- [Problem description]
List each line of the data in which the string "Muzafer" appears.

- [Data records]
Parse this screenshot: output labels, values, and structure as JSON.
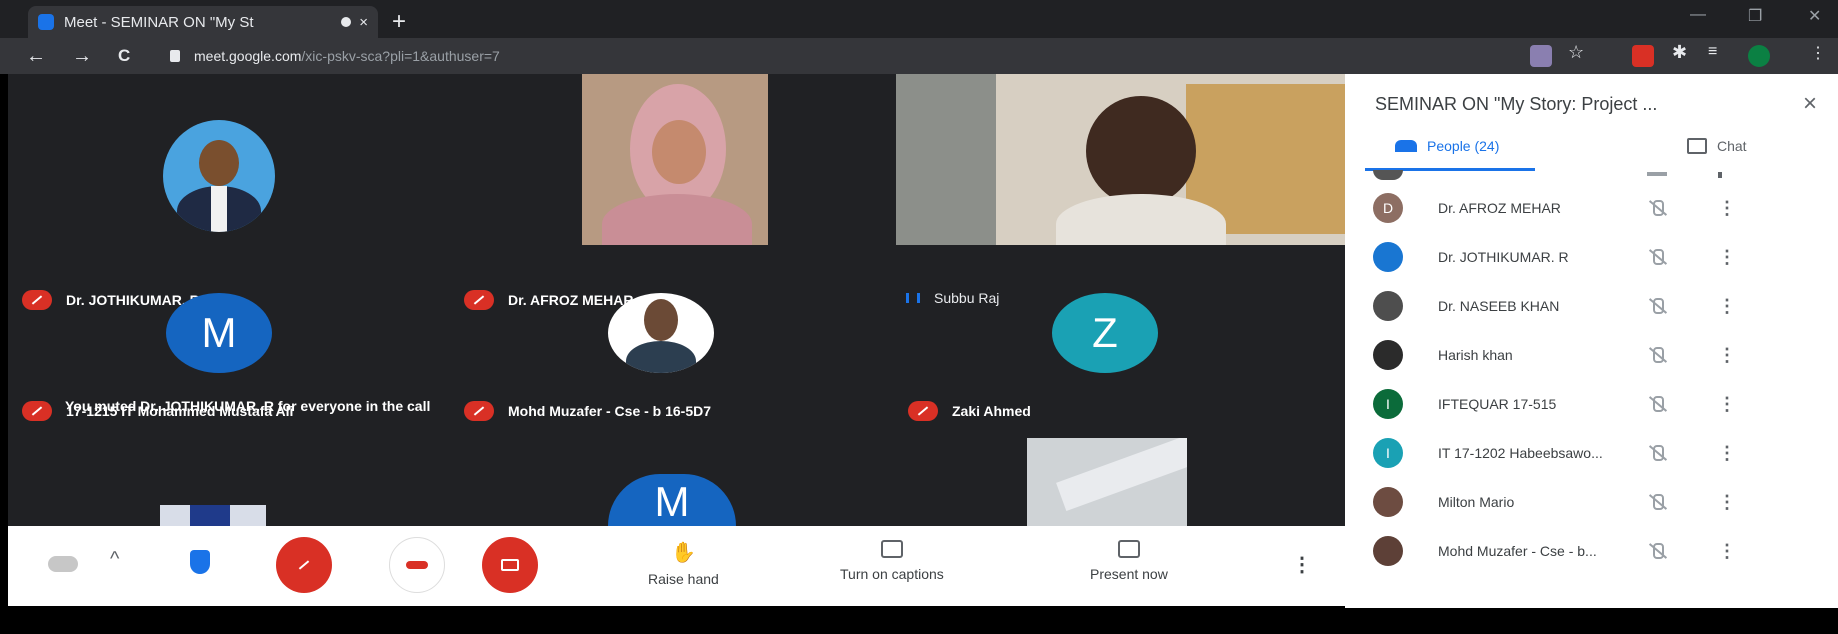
{
  "browser": {
    "tab_title": "Meet - SEMINAR ON \"My St",
    "tab_close": "×",
    "new_tab": "+",
    "url_host": "meet.google.com",
    "url_path": "/xic-pskv-sca?pli=1&authuser=7",
    "nav_back": "←",
    "nav_forward": "→",
    "nav_reload": "C",
    "win_minimize": "—",
    "win_restore": "❐",
    "win_close": "✕"
  },
  "tiles": [
    {
      "name": "Dr. JOTHIKUMAR. R"
    },
    {
      "name": "Dr. AFROZ MEHAR"
    },
    {
      "name": "Subbu Raj"
    },
    {
      "name": "17-1215 IT Mohammed Mustafa Ali",
      "initial": "M"
    },
    {
      "name": "Mohd Muzafer - Cse - b 16-5D7"
    },
    {
      "name": "Zaki Ahmed",
      "initial": "Z"
    },
    {
      "initial": "M"
    }
  ],
  "toast": "You muted Dr. JOTHIKUMAR. R for everyone in the call",
  "controls": {
    "raise_hand": "Raise hand",
    "captions": "Turn on captions",
    "present": "Present now",
    "more": "⋮",
    "expand": "^"
  },
  "panel": {
    "title": "SEMINAR ON \"My Story: Project ...",
    "close": "×",
    "people_tab": "People (24)",
    "chat_tab": "Chat",
    "people": [
      {
        "name": "Dr. AFROZ MEHAR",
        "initial": "D",
        "color": "#8d6e63"
      },
      {
        "name": "Dr. JOTHIKUMAR. R",
        "initial": "",
        "color": "#1976d2"
      },
      {
        "name": "Dr. NASEEB KHAN",
        "initial": "",
        "color": "#4e4e4e"
      },
      {
        "name": "Harish khan",
        "initial": "",
        "color": "#2b2b2b"
      },
      {
        "name": "IFTEQUAR 17-515",
        "initial": "I",
        "color": "#0b6b3a"
      },
      {
        "name": "IT 17-1202 Habeebsawo...",
        "initial": "I",
        "color": "#1aa1b4"
      },
      {
        "name": "Milton Mario",
        "initial": "",
        "color": "#6d4c41"
      },
      {
        "name": "Mohd Muzafer - Cse - b...",
        "initial": "",
        "color": "#5d4037"
      }
    ],
    "more_glyph": "⋮"
  },
  "colors": {
    "accent": "#1a73e8",
    "danger": "#d93025",
    "stage_bg": "#202124"
  }
}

- [Response below]
      "name": "Mohd Muzafer - Cse - b 16-5D7"
        "name": "Mohd Muzafer - Cse - b...",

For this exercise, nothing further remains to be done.